> [Source data]:
((

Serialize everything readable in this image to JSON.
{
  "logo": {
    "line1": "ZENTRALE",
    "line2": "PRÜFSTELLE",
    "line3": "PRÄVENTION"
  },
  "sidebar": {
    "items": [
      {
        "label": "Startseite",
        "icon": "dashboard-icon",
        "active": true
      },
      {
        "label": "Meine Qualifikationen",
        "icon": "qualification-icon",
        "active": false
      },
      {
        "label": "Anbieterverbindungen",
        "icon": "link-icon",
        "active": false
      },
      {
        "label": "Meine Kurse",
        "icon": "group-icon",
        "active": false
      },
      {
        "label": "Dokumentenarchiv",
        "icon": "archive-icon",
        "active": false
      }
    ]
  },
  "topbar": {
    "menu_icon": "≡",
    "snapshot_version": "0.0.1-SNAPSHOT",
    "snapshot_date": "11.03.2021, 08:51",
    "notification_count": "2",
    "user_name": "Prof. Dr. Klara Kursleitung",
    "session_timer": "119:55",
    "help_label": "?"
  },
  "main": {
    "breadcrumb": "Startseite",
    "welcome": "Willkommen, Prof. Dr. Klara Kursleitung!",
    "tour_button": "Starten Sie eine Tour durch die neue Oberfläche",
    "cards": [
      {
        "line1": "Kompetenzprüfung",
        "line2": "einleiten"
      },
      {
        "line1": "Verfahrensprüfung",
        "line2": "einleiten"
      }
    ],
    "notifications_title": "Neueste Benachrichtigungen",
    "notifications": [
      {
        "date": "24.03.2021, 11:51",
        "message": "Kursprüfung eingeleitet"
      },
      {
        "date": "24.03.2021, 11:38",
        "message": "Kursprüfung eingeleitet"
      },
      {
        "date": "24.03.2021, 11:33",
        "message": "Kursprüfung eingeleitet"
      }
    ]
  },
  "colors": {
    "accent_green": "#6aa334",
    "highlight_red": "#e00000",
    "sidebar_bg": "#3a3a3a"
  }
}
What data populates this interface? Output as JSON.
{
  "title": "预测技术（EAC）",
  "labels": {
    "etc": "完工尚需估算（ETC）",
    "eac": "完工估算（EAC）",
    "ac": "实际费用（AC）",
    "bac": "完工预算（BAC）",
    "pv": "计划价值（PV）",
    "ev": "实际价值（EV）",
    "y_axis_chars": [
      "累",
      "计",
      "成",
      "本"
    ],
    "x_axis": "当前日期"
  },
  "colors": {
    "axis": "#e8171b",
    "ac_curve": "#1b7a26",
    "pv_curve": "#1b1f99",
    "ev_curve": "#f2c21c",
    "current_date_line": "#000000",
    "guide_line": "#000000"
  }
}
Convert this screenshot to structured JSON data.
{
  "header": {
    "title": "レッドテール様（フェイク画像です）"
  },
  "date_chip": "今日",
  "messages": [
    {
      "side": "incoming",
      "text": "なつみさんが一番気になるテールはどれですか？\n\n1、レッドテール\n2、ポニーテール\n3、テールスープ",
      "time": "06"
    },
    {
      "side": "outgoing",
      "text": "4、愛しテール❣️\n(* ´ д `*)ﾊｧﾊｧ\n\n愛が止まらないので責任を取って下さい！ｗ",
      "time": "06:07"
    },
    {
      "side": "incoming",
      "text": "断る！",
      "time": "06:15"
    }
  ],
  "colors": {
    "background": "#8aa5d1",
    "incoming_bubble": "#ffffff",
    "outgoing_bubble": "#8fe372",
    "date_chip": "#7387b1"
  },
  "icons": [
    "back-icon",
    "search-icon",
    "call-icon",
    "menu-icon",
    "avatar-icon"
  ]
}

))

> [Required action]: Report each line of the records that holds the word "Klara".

> [Answer to the exercise]:
    "user_name": "Prof. Dr. Klara Kursleitung",
    "welcome": "Willkommen, Prof. Dr. Klara Kursleitung!",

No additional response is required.